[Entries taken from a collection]
•••

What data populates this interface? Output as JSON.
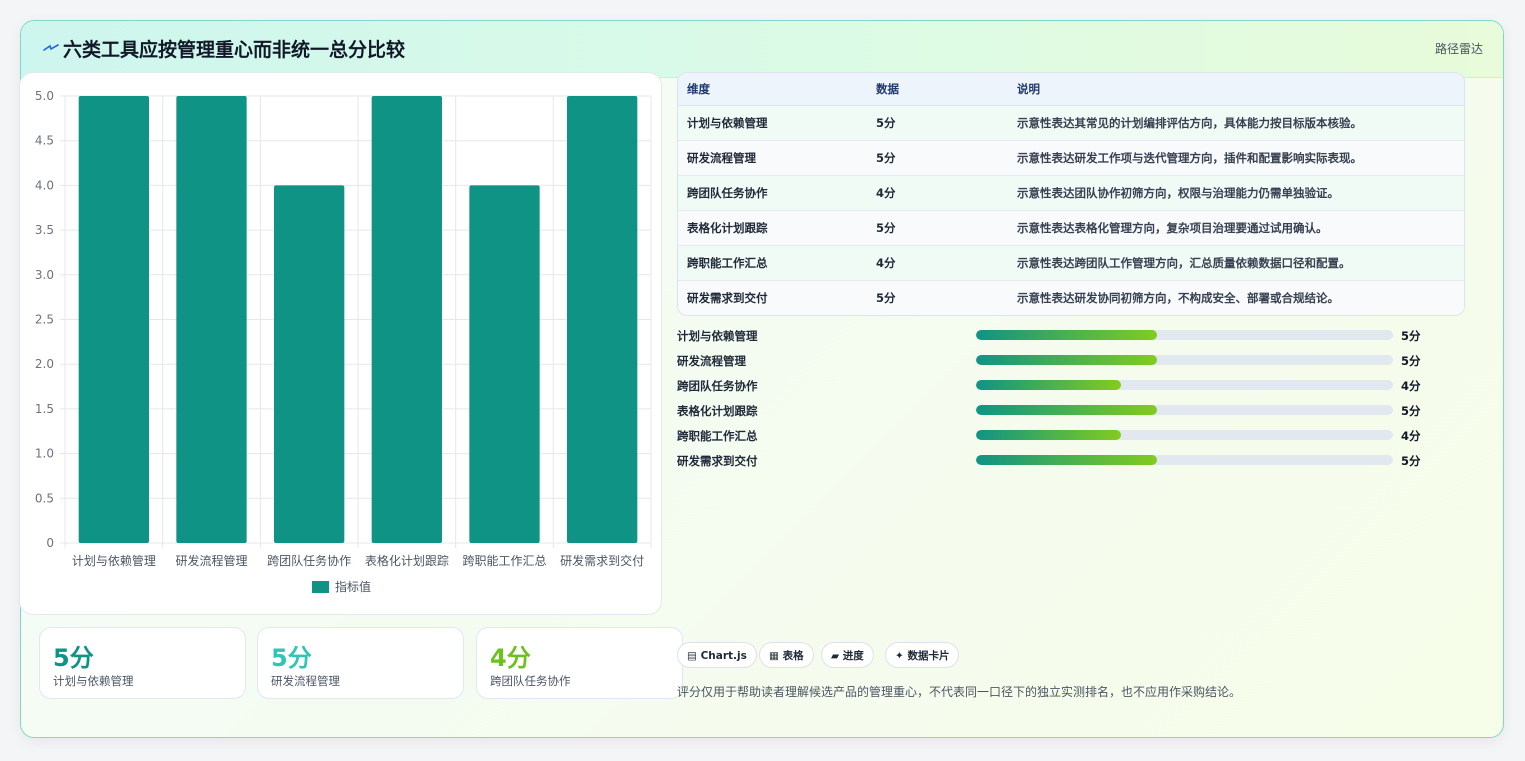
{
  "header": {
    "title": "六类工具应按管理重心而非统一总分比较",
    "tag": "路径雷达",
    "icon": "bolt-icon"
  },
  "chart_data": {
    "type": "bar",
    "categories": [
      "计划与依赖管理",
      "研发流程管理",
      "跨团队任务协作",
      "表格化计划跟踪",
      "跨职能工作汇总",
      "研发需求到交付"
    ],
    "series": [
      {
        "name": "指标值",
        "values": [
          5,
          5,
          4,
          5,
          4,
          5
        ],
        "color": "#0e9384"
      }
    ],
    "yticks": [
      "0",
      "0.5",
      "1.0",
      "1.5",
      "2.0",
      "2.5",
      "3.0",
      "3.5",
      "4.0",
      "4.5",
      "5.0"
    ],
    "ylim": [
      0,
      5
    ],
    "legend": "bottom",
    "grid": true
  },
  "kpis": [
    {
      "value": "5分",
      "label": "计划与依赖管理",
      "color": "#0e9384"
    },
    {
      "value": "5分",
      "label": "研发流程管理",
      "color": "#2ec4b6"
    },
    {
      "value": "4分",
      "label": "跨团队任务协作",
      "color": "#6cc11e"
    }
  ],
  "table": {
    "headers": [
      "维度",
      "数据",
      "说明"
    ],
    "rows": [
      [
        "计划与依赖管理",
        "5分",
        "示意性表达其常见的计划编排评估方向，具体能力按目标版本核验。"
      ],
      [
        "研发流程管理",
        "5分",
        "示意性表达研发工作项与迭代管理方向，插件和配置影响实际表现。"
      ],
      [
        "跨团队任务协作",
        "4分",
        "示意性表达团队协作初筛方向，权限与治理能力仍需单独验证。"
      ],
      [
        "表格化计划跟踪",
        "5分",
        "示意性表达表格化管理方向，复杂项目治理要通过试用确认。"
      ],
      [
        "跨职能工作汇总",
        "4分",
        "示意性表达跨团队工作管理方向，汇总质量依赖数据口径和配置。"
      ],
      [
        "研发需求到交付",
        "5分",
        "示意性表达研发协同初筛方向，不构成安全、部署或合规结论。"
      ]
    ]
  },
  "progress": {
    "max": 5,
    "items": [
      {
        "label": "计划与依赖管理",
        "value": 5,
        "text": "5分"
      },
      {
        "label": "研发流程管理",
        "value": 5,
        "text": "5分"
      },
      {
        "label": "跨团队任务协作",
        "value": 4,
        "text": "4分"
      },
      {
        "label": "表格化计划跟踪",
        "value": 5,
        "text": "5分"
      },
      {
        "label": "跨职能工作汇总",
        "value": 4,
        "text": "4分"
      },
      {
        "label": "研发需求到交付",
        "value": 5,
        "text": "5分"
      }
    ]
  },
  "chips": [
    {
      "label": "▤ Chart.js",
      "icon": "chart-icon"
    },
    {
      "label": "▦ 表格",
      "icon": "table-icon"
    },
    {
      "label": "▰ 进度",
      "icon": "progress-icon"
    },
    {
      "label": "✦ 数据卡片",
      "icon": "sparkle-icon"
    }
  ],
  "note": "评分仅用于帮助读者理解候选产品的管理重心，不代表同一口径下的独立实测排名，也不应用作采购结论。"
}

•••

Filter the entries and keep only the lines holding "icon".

- **RESULT FOR THIS EXERCISE**
    "icon": "bolt-icon"
      "icon": "chart-icon"
      "icon": "table-icon"
      "icon": "progress-icon"
      "icon": "sparkle-icon"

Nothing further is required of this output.